Apart from economic reforms, Deng’s contributions proved outstanding in two important sectors. After Cultural Revolution and especially after he took over reins after Mao’s death, Deng moved decisively in reforming education sector, especially universities, higher education and research and development. He freed the universities of the socialistic leaders and their pernicious ideologies and promoted merit/performance based systems. If Chinese universities and higher education are gaining universal acclaim today, it is mainly because in late seventies and early eighties Deng took up an intense program of University Reforms and gave priority to research and development. His second important contribution pertains to creating internal mechanism for peaceful and consensual succession of political leadership from one generation to the other.
Private Deng was a family person, given to wife, children and grandchildren. Although not very educated himself, he had great respect for education. His wife was a university teacher and taught physics. During Cultural Revolution Deng was under political attack and his son was targeted and roughed up by red guards. He ended up being crippled for the rest of his life and Deng nursed him during his illness. Deng was not vindictive but nursed strong personal emotions for the excesses committed during the Cultural Revolution.
Clearly, Deng occupies a unique position in the History of China. Without him China would not have become a world leader. And yet, it seems that at times Deng’s role has remained somewhat ambiguous and even negative in certain aspects. Especially, in issues relating to political reforms, he failed to appreciate democratic and intellectual aspirations of a China that was in the process of momentous transformation. It appears that he was somewhat apprehensive, even timid when it came to issues of political reforms. May be, perhaps he had seen how political reforms unleashed by the Soviet leaders in eighties brought the mighty Soviet Empire to a tottering end. And this could be a reason why in 1989 he chose to crack down on the agitating students in the Tiananmen Square. Deng may have been much softer and far more positive than Mao; however, there is no evidence that he did anything to further the interests of liberalism and democracy in China. On the contrary he appears to have always stifled even the slightest dissent that he feared would snowball into demand fro political freedom. Historians and scholars still argue whether he could have handled the Tienanmen students' demonstrations in 1989 somewhat differently so as to keep the doors for political reforms slightly open. Further, intellectuals as a class in China never looked to Deng with any confidence the way they looked to Zhou. During the Great Leap Forward and Mao’s other earlier disastrous adventures, Deng does not appear to have made any attempts to protect liberals and critics.

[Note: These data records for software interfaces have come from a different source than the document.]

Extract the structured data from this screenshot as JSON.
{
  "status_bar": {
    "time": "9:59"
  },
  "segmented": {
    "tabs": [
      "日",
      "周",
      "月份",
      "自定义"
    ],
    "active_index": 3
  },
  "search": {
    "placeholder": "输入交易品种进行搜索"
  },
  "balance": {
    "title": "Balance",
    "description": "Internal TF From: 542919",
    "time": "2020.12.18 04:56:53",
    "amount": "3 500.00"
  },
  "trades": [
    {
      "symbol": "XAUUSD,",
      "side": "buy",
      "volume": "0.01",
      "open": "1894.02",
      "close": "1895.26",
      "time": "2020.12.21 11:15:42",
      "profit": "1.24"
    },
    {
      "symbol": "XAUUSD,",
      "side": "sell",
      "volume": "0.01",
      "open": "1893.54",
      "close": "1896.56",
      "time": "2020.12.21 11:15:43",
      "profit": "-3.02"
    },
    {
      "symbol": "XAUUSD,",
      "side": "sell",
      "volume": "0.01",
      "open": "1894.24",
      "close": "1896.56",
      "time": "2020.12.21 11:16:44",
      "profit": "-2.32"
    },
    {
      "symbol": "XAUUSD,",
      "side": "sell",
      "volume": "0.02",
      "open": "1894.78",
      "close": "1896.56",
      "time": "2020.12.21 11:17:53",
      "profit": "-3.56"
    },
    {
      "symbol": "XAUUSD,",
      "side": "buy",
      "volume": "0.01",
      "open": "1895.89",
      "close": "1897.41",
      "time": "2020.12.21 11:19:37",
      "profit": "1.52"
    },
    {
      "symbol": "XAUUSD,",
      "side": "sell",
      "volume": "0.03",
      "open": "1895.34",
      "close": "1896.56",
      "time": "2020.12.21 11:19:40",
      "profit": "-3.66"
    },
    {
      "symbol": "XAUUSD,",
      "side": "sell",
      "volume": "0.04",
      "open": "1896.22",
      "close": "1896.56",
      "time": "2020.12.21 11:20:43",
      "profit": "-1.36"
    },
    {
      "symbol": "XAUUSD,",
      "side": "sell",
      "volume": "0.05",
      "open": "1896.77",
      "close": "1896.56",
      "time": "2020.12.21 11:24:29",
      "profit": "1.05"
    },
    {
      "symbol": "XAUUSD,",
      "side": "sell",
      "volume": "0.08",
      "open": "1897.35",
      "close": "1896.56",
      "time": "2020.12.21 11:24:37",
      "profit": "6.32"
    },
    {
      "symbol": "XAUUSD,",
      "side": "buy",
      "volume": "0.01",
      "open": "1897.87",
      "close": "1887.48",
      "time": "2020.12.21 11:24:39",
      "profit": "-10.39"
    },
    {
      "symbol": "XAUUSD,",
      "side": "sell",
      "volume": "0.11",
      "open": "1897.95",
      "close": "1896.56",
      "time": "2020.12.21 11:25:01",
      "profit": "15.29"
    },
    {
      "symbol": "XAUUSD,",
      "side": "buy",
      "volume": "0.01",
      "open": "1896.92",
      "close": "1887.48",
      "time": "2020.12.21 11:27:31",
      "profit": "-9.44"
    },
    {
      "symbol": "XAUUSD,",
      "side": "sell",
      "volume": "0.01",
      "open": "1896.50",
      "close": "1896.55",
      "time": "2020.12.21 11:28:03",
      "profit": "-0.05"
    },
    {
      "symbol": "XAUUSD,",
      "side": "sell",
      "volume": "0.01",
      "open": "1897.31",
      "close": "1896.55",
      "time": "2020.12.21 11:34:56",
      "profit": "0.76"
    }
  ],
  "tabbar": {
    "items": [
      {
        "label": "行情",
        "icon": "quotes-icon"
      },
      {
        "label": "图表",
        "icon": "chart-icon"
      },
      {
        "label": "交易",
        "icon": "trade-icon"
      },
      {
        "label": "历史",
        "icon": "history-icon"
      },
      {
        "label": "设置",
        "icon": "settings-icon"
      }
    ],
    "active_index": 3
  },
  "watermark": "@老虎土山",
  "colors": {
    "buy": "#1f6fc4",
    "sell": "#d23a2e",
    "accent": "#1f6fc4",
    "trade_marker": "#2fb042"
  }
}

Ezra Vogel’s book on Deng Xiaoping tries to capture all these and other aspects and presents a fairly balanced portrait of a great statesman, who brought China on the world map of high development. It's a work on political economy of Reforms in China that provides insights into interplay of forces that shape and mold the way we develop. It’s a book teeming with great details on how Chinese leaders managed the great challenge of tight rope walking between capitalism and communism.